# REQUIREMENT:
With the images removed, write out each record exactly as given.

▬▬▬

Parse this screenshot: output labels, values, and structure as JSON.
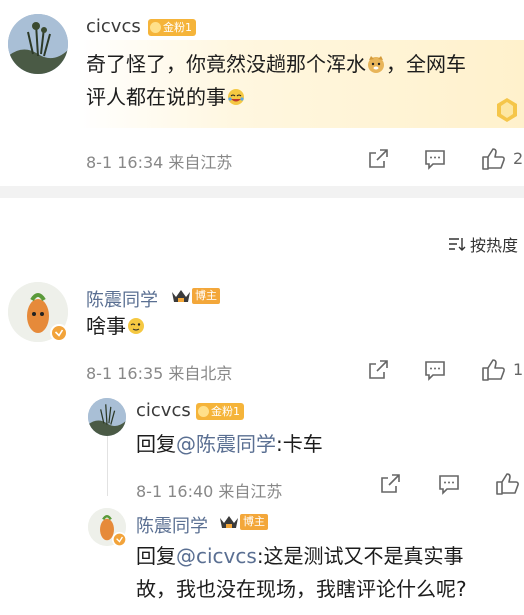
{
  "post": {
    "username": "cicvcs",
    "fan_badge": "金粉1",
    "text_line1": "奇了怪了，你竟然没趟那个浑水",
    "text_line1_end": "，全网车",
    "text_line2": "评人都在说的事",
    "meta": "8-1 16:34 来自江苏",
    "like_count": "2"
  },
  "sort": {
    "label": "按热度"
  },
  "comments": [
    {
      "username": "陈震同学",
      "badge": "博主",
      "text": "啥事",
      "meta": "8-1 16:35 来自北京",
      "like_count": "1"
    }
  ],
  "replies": [
    {
      "username": "cicvcs",
      "fan_badge": "金粉1",
      "prefix": "回复",
      "mention": "@陈震同学",
      "text": ":卡车",
      "meta": "8-1 16:40 来自江苏"
    },
    {
      "username": "陈震同学",
      "badge": "博主",
      "prefix": "回复",
      "mention": "@cicvcs",
      "text_line1": ":这是测试又不是真实事",
      "text_line2": "故，我也没在现场，我瞎评论什么呢?"
    }
  ],
  "icons": {
    "share": "share-icon",
    "comment": "comment-icon",
    "like": "like-icon",
    "sort": "sort-icon"
  },
  "colors": {
    "badge": "#f5b43a",
    "link": "#5a6f92",
    "meta": "#888888"
  }
}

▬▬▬

# TASK OUTPUT:
Parse this screenshot: output labels, values, and structure as JSON.
{
  "post": {
    "username": "cicvcs",
    "fan_badge": "金粉1",
    "text_line1": "奇了怪了，你竟然没趟那个浑水",
    "text_line1_end": "，全网车",
    "text_line2": "评人都在说的事",
    "meta": "8-1 16:34 来自江苏",
    "like_count": "2"
  },
  "sort": {
    "label": "按热度"
  },
  "comments": [
    {
      "username": "陈震同学",
      "badge": "博主",
      "text": "啥事",
      "meta": "8-1 16:35 来自北京",
      "like_count": "1"
    }
  ],
  "replies": [
    {
      "username": "cicvcs",
      "fan_badge": "金粉1",
      "prefix": "回复",
      "mention": "@陈震同学",
      "text": ":卡车",
      "meta": "8-1 16:40 来自江苏"
    },
    {
      "username": "陈震同学",
      "badge": "博主",
      "prefix": "回复",
      "mention": "@cicvcs",
      "text_line1": ":这是测试又不是真实事",
      "text_line2": "故，我也没在现场，我瞎评论什么呢?"
    }
  ],
  "icons": {
    "share": "share-icon",
    "comment": "comment-icon",
    "like": "like-icon",
    "sort": "sort-icon"
  },
  "colors": {
    "badge": "#f5b43a",
    "link": "#5a6f92",
    "meta": "#888888"
  }
}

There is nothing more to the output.